*What is being asked*: Every line below needs to be reproduced exactly.

*Material provided*:
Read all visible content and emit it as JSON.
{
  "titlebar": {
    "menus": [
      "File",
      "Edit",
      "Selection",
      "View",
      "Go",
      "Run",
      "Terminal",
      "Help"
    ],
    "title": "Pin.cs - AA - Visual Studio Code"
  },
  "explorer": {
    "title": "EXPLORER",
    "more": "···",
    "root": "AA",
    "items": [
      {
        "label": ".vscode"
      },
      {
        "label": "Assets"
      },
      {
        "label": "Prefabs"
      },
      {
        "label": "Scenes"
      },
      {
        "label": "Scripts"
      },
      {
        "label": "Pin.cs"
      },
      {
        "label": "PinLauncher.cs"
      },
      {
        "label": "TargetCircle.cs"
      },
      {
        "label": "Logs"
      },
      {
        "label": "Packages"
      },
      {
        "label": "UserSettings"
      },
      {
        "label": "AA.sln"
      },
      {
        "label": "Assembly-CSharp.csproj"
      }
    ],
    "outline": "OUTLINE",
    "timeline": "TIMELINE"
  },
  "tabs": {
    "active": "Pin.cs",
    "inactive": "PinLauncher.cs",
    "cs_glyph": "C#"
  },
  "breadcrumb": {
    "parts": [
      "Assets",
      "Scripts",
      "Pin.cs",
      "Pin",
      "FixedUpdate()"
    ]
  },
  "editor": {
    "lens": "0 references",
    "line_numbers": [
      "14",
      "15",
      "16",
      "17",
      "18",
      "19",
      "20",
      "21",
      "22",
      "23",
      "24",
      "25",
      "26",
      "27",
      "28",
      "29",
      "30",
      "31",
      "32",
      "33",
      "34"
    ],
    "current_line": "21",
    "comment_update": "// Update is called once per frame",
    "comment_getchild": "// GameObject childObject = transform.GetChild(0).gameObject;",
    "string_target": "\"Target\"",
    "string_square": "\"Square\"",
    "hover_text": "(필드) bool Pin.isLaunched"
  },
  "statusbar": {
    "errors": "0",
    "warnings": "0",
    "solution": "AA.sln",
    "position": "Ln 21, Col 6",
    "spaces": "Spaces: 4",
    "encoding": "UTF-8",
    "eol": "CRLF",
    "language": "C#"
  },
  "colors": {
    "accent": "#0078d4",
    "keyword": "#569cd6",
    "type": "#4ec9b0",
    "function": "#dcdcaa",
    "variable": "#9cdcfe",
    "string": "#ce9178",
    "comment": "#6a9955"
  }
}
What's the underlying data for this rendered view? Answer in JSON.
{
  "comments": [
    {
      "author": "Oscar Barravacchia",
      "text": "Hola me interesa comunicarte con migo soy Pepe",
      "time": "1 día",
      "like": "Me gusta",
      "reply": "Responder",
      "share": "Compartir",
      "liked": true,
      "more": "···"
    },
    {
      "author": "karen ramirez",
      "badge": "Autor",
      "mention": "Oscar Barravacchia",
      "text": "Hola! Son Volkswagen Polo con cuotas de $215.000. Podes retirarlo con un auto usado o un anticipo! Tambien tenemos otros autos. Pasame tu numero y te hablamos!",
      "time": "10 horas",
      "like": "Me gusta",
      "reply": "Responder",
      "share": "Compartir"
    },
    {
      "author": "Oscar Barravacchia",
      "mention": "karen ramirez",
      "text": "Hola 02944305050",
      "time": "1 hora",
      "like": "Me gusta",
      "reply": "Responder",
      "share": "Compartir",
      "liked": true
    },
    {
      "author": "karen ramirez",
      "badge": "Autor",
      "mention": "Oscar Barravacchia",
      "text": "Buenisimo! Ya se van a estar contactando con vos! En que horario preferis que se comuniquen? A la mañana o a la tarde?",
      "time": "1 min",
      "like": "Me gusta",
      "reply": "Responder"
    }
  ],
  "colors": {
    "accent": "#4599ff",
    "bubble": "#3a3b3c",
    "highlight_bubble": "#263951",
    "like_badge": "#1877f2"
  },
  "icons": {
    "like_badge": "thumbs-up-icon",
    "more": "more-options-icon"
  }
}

*Result of the exercise*:
Read all visible content and emit it as JSON.
{
  "titlebar": {
    "menus": [
      "File",
      "Edit",
      "Selection",
      "View",
      "Go",
      "Run",
      "Terminal",
      "Help"
    ],
    "title": "Pin.cs - AA - Visual Studio Code"
  },
  "explorer": {
    "title": "EXPLORER",
    "more": "···",
    "root": "AA",
    "items": [
      {
        "label": ".vscode"
      },
      {
        "label": "Assets"
      },
      {
        "label": "Prefabs"
      },
      {
        "label": "Scenes"
      },
      {
        "label": "Scripts"
      },
      {
        "label": "Pin.cs"
      },
      {
        "label": "PinLauncher.cs"
      },
      {
        "label": "TargetCircle.cs"
      },
      {
        "label": "Logs"
      },
      {
        "label": "Packages"
      },
      {
        "label": "UserSettings"
      },
      {
        "label": "AA.sln"
      },
      {
        "label": "Assembly-CSharp.csproj"
      }
    ],
    "outline": "OUTLINE",
    "timeline": "TIMELINE"
  },
  "tabs": {
    "active": "Pin.cs",
    "inactive": "PinLauncher.cs",
    "cs_glyph": "C#"
  },
  "breadcrumb": {
    "parts": [
      "Assets",
      "Scripts",
      "Pin.cs",
      "Pin",
      "FixedUpdate()"
    ]
  },
  "editor": {
    "lens": "0 references",
    "line_numbers": [
      "14",
      "15",
      "16",
      "17",
      "18",
      "19",
      "20",
      "21",
      "22",
      "23",
      "24",
      "25",
      "26",
      "27",
      "28",
      "29",
      "30",
      "31",
      "32",
      "33",
      "34"
    ],
    "current_line": "21",
    "comment_update": "// Update is called once per frame",
    "comment_getchild": "// GameObject childObject = transform.GetChild(0).gameObject;",
    "string_target": "\"Target\"",
    "string_square": "\"Square\"",
    "hover_text": "(필드) bool Pin.isLaunched"
  },
  "statusbar": {
    "errors": "0",
    "warnings": "0",
    "solution": "AA.sln",
    "position": "Ln 21, Col 6",
    "spaces": "Spaces: 4",
    "encoding": "UTF-8",
    "eol": "CRLF",
    "language": "C#"
  },
  "colors": {
    "accent": "#0078d4",
    "keyword": "#569cd6",
    "type": "#4ec9b0",
    "function": "#dcdcaa",
    "variable": "#9cdcfe",
    "string": "#ce9178",
    "comment": "#6a9955"
  }
}
What's the underlying data for this rendered view? Answer in JSON.
{
  "comments": [
    {
      "author": "Oscar Barravacchia",
      "text": "Hola me interesa comunicarte con migo soy Pepe",
      "time": "1 día",
      "like": "Me gusta",
      "reply": "Responder",
      "share": "Compartir",
      "liked": true,
      "more": "···"
    },
    {
      "author": "karen ramirez",
      "badge": "Autor",
      "mention": "Oscar Barravacchia",
      "text": "Hola! Son Volkswagen Polo con cuotas de $215.000. Podes retirarlo con un auto usado o un anticipo! Tambien tenemos otros autos. Pasame tu numero y te hablamos!",
      "time": "10 horas",
      "like": "Me gusta",
      "reply": "Responder",
      "share": "Compartir"
    },
    {
      "author": "Oscar Barravacchia",
      "mention": "karen ramirez",
      "text": "Hola 02944305050",
      "time": "1 hora",
      "like": "Me gusta",
      "reply": "Responder",
      "share": "Compartir",
      "liked": true
    },
    {
      "author": "karen ramirez",
      "badge": "Autor",
      "mention": "Oscar Barravacchia",
      "text": "Buenisimo! Ya se van a estar contactando con vos! En que horario preferis que se comuniquen? A la mañana o a la tarde?",
      "time": "1 min",
      "like": "Me gusta",
      "reply": "Responder"
    }
  ],
  "colors": {
    "accent": "#4599ff",
    "bubble": "#3a3b3c",
    "highlight_bubble": "#263951",
    "like_badge": "#1877f2"
  },
  "icons": {
    "like_badge": "thumbs-up-icon",
    "more": "more-options-icon"
  }
}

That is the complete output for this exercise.